/---

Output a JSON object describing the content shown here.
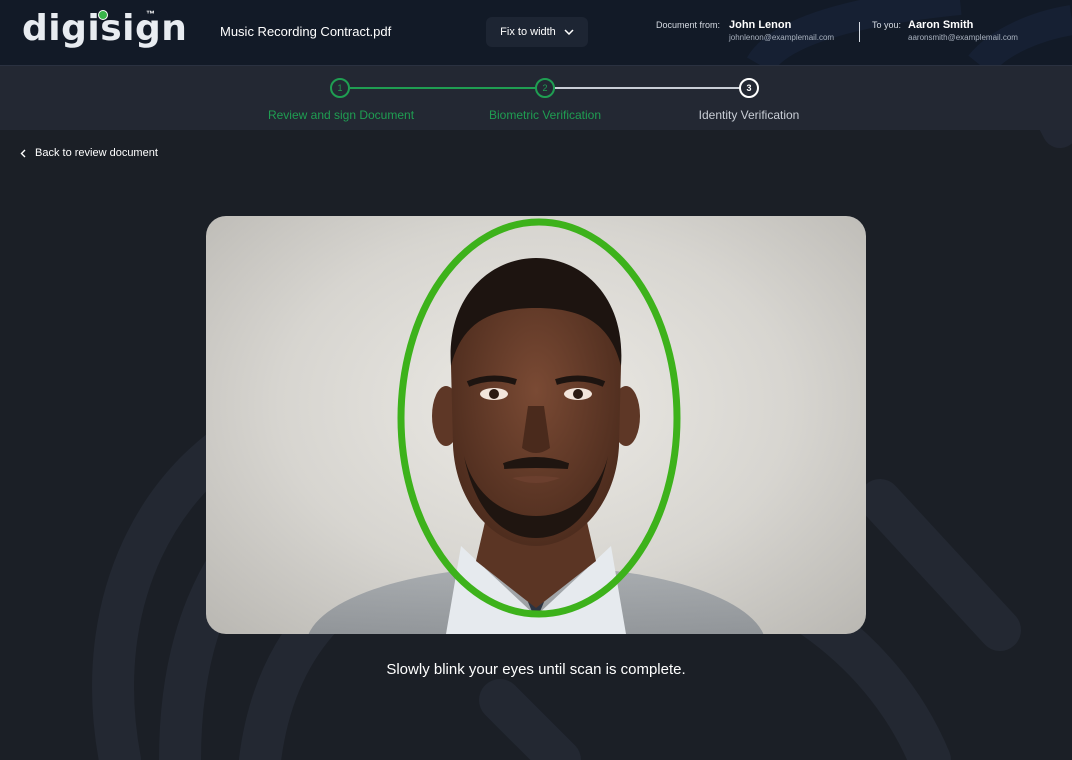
{
  "brand": {
    "name": "digisign",
    "trademark": "™"
  },
  "header": {
    "document_name": "Music Recording Contract.pdf",
    "fit_dropdown": "Fix to width",
    "from_label": "Document from:",
    "from_name": "John Lenon",
    "from_email": "johnlenon@examplemail.com",
    "to_label": "To you:",
    "to_name": "Aaron Smith",
    "to_email": "aaronsmith@examplemail.com"
  },
  "stepper": {
    "steps": [
      {
        "number": "1",
        "label": "Review and sign Document",
        "state": "done"
      },
      {
        "number": "2",
        "label": "Biometric Verification",
        "state": "done"
      },
      {
        "number": "3",
        "label": "Identity Verification",
        "state": "active"
      }
    ]
  },
  "nav": {
    "back_label": "Back to review document"
  },
  "scan": {
    "instruction": "Slowly blink your eyes until scan is complete.",
    "oval_color": "#3db21b"
  },
  "colors": {
    "accent": "#1f9e52",
    "background": "#1b1f26",
    "header": "#121a27"
  }
}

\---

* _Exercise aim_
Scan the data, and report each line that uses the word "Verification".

* _Expected answer_
        "label": "Biometric Verification",
        "label": "Identity Verification",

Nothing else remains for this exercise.